But the overall sense from the show was that Beyoncé wasn’t really looking to make headlines or modify peoples’ ideas about her. The most radical thing about the performance was how self-contained it was. Nicki Minaj had made a surprise appearance on the stage earlier in the day for Meek Mill’s set; online rumors said that Minaj might also join Beyoncé for “Feelin’ Myself” or “Flawless.” Similarly, the fact that Beyoncé was playing Jay Z’s own festival made a lot of audience members expect an On the Run-style collaborative song or two. It didn’t happen. While Taylor Swift hauls out a Pinterest board’s worth of celebrities on her tour stops, Beyoncé is her own squad.

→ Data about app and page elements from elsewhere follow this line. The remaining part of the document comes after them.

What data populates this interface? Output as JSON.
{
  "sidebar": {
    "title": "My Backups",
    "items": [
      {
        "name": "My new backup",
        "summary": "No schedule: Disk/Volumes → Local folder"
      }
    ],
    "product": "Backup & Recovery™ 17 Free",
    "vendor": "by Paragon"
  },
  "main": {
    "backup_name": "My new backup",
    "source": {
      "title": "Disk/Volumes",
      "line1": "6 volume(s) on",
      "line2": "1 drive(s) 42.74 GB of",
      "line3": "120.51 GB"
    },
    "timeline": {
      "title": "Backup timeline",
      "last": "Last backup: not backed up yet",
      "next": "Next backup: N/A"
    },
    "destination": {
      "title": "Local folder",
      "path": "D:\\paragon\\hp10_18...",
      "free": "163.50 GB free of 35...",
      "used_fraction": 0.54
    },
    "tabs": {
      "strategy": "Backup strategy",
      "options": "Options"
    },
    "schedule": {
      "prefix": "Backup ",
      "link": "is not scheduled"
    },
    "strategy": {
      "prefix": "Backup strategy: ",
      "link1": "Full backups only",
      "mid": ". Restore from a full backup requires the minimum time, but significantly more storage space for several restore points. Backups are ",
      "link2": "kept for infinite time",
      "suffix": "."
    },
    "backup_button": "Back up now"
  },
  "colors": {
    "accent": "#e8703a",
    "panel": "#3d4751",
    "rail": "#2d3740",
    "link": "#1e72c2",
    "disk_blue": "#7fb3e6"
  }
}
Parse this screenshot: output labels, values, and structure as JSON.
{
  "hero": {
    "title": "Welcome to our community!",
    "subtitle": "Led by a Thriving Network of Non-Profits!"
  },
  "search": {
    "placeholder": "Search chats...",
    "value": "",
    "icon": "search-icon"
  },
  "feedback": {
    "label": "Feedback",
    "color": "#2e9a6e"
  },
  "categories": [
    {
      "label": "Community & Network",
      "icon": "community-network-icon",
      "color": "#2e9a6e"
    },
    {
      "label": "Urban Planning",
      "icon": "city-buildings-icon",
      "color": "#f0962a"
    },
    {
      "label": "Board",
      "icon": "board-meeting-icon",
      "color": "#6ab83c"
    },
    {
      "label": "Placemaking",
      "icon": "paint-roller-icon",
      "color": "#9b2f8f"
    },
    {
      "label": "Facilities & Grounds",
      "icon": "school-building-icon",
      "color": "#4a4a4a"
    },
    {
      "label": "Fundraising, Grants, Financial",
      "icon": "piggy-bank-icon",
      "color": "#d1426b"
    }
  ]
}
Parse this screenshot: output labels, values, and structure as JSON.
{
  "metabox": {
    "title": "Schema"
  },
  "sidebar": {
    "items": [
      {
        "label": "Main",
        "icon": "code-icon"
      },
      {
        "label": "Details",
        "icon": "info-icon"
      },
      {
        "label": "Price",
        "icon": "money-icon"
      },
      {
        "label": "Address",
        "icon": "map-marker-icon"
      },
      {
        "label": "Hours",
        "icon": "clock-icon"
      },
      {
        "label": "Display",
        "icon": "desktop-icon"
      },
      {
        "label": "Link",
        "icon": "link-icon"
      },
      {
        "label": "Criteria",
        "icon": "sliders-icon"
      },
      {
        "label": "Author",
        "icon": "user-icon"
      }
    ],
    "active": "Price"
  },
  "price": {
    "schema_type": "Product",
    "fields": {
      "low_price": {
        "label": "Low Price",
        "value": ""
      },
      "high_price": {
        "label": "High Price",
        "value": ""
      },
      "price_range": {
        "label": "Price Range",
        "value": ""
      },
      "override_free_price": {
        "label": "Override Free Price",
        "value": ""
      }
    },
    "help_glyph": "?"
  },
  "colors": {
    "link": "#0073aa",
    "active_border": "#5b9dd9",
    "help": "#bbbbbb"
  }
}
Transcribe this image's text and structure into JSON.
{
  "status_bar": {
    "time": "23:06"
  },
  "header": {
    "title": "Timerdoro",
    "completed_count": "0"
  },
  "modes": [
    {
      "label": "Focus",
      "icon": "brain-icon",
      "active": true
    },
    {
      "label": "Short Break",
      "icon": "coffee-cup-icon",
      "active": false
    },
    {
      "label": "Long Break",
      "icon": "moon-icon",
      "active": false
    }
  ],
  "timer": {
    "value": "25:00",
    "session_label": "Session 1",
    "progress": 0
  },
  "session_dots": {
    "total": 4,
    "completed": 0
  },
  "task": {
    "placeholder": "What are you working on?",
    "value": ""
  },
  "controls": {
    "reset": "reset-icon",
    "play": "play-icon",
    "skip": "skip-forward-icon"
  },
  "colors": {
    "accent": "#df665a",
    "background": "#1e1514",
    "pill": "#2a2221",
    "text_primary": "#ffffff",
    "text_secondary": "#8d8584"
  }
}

And why not? Check out the setlist, so full of mashups and alternate versions and mini-covers that it practically requires footnotes. This was a show all about Beyoncé’s music as a language in itself, able to be recombined and emphasized in different ways for different effects. Destiny’s Child’s hits were annexed into Beyoncé’s solo career; so were the Beyoncé parts of a Minaj song. Though the material was old, there could be no autopilot from the woman at the center of it all—she has never performed these songs in quite this way before. She danced and sang as hard as she ever does, and if she made mistakes, I couldn’t tell. It looked liked hard work, and it looked like she could keep doing it for a long time.